* **Requirement**: Only a number is wanted here: the count of lines in the entries below that include the word "TynnsTest".

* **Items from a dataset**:
§

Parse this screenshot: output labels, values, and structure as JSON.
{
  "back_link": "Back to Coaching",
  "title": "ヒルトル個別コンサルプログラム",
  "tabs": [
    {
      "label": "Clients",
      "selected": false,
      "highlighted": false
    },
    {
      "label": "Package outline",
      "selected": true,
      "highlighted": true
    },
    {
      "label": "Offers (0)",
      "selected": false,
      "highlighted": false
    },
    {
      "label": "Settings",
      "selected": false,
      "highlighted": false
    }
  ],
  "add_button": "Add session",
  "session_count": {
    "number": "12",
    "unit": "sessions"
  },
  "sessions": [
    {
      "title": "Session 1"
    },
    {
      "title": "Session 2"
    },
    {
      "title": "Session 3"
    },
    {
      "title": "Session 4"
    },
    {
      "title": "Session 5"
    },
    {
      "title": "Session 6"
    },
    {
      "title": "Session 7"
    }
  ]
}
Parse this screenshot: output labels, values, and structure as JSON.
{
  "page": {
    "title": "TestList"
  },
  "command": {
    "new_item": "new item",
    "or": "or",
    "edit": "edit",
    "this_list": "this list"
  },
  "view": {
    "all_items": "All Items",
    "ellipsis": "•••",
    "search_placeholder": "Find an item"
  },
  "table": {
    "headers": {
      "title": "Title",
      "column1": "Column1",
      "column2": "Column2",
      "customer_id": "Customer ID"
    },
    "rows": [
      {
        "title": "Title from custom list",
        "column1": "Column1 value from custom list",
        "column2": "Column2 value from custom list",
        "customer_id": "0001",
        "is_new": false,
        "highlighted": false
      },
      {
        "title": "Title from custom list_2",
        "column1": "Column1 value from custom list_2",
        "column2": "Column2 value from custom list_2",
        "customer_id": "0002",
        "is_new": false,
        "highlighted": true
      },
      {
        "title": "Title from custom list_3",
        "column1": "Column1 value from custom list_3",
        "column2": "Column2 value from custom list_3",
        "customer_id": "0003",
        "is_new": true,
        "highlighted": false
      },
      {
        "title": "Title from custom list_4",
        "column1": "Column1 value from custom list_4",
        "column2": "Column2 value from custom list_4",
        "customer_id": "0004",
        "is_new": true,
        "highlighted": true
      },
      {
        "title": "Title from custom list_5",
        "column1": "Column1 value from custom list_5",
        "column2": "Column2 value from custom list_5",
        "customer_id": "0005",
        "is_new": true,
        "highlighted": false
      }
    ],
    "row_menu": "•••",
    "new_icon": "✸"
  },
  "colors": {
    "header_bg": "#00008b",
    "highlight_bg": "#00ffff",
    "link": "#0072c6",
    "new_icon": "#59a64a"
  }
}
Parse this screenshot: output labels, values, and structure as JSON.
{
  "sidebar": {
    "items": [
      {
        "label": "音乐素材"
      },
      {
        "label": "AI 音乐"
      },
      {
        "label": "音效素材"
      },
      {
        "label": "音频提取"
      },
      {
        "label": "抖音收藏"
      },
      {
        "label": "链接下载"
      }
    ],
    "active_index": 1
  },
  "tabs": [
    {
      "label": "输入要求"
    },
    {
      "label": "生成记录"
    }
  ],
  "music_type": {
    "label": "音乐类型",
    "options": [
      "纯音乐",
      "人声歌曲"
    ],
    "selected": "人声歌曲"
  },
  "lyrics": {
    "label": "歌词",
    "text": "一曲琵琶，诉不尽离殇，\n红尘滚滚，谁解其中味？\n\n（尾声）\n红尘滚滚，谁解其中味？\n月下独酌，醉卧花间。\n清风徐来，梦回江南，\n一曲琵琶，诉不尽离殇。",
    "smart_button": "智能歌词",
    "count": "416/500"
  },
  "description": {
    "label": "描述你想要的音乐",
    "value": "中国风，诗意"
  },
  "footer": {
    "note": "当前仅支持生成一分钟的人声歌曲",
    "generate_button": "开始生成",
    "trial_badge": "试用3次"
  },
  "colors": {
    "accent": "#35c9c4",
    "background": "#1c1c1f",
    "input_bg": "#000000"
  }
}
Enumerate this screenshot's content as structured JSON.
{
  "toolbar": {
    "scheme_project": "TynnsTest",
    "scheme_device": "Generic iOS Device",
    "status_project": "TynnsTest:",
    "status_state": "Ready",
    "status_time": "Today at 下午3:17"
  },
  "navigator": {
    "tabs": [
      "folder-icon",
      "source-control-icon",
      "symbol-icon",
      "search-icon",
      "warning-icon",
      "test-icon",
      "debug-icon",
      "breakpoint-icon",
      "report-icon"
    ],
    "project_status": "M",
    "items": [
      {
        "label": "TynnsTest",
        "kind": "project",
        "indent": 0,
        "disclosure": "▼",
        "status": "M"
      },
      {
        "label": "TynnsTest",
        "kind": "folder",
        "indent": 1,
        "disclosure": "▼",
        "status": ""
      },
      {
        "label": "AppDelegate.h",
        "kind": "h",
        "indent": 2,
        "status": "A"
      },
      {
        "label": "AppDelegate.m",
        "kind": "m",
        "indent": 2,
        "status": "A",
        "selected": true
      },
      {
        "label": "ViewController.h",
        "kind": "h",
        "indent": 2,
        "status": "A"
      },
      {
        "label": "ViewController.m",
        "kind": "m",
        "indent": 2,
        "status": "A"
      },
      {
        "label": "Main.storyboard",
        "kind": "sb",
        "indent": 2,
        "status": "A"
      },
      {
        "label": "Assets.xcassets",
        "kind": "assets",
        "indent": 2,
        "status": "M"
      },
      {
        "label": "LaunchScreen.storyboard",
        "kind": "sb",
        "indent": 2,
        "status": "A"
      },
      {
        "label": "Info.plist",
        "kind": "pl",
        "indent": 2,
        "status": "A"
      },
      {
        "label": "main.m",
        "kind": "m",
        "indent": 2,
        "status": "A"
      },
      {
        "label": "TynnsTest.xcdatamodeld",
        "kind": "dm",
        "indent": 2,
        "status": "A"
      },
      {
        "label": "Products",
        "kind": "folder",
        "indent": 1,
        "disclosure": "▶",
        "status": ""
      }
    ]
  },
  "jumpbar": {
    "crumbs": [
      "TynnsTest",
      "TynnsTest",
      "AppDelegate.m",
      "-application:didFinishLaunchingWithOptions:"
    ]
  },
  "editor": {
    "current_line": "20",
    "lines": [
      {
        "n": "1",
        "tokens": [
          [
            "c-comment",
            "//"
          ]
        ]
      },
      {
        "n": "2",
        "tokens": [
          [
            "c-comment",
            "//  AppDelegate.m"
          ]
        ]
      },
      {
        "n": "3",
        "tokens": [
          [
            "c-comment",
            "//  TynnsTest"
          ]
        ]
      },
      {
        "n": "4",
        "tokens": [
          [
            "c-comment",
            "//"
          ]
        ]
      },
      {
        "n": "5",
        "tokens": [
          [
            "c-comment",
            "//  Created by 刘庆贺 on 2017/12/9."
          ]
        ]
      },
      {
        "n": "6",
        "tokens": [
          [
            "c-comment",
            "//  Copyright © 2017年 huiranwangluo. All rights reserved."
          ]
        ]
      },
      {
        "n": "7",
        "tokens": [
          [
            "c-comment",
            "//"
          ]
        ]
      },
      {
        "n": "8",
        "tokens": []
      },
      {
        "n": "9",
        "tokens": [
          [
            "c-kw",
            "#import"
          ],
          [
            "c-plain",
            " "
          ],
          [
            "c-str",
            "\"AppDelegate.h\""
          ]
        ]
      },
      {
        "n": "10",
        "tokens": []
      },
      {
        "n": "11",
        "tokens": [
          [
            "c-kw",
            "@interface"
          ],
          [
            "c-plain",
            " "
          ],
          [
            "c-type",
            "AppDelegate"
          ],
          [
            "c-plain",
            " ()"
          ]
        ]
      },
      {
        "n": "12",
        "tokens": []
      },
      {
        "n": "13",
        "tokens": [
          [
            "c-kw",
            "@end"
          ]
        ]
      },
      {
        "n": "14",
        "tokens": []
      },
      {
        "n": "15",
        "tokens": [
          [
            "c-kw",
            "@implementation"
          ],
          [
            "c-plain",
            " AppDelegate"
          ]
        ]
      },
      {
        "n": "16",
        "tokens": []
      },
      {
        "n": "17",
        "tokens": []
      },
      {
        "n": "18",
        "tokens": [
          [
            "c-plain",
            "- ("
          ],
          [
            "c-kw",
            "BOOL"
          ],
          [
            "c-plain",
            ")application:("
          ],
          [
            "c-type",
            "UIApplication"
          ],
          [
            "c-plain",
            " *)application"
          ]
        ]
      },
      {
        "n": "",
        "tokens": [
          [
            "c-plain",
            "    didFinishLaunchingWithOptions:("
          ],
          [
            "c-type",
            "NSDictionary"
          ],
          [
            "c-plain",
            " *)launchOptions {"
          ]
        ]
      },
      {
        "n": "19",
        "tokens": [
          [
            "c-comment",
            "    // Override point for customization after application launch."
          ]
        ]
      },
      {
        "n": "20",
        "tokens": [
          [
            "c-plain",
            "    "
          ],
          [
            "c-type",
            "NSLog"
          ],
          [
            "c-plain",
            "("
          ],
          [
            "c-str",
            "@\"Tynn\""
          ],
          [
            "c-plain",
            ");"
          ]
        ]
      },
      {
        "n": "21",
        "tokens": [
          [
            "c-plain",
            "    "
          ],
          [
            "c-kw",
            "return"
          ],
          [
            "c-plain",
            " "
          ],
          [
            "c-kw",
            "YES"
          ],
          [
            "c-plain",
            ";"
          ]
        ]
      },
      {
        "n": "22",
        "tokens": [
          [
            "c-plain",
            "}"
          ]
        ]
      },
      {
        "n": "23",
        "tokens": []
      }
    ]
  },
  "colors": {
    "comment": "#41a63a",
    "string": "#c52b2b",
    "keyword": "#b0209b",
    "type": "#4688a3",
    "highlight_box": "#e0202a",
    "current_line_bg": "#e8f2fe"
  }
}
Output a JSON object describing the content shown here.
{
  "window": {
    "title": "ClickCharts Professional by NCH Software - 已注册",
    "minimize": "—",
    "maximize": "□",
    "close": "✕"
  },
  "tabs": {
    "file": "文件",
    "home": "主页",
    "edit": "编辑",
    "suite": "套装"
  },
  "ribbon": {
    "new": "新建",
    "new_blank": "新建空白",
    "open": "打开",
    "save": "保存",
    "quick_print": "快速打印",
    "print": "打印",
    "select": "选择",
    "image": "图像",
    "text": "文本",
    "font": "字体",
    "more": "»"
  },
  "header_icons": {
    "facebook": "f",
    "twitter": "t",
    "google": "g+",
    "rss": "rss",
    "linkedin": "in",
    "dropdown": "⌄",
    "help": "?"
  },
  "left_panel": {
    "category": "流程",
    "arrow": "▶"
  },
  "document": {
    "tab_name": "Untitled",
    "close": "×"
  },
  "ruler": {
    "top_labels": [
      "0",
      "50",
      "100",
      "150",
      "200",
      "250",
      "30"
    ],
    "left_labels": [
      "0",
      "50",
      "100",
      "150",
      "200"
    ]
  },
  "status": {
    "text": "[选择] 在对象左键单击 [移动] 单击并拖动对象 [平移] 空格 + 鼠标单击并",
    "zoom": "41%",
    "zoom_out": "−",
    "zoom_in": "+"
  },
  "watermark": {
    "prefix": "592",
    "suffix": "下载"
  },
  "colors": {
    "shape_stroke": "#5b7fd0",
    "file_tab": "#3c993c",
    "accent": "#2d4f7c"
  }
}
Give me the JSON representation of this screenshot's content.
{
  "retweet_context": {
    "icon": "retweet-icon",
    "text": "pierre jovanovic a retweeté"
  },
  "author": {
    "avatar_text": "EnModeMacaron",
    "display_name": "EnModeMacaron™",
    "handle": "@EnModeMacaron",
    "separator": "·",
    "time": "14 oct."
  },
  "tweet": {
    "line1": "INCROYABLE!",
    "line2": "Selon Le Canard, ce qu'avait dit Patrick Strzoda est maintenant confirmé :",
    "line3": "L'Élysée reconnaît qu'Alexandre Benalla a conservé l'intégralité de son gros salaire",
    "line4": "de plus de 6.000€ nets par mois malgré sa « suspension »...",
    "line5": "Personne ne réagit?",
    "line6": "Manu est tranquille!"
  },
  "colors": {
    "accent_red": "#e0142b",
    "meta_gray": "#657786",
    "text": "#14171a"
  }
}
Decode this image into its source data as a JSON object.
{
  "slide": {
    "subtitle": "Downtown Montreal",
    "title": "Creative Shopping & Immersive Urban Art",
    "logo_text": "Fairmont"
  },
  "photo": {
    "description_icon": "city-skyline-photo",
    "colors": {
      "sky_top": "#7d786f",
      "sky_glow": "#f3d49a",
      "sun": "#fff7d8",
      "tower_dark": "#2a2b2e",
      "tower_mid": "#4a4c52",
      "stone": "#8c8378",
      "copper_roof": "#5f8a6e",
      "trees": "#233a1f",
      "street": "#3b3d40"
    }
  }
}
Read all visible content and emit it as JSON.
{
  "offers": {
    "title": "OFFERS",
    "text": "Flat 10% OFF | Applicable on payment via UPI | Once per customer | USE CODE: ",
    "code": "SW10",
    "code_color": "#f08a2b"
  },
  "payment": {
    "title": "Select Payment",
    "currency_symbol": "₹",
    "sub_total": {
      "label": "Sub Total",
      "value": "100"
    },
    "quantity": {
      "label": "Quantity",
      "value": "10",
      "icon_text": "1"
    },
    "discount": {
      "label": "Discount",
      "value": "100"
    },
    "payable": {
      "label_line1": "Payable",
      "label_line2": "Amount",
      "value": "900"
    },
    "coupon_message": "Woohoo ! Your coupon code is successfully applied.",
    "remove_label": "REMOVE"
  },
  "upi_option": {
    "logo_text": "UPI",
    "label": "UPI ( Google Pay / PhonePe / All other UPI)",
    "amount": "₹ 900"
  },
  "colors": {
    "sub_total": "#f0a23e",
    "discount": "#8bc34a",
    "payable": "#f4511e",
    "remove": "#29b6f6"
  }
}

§

* **Your solution**: 8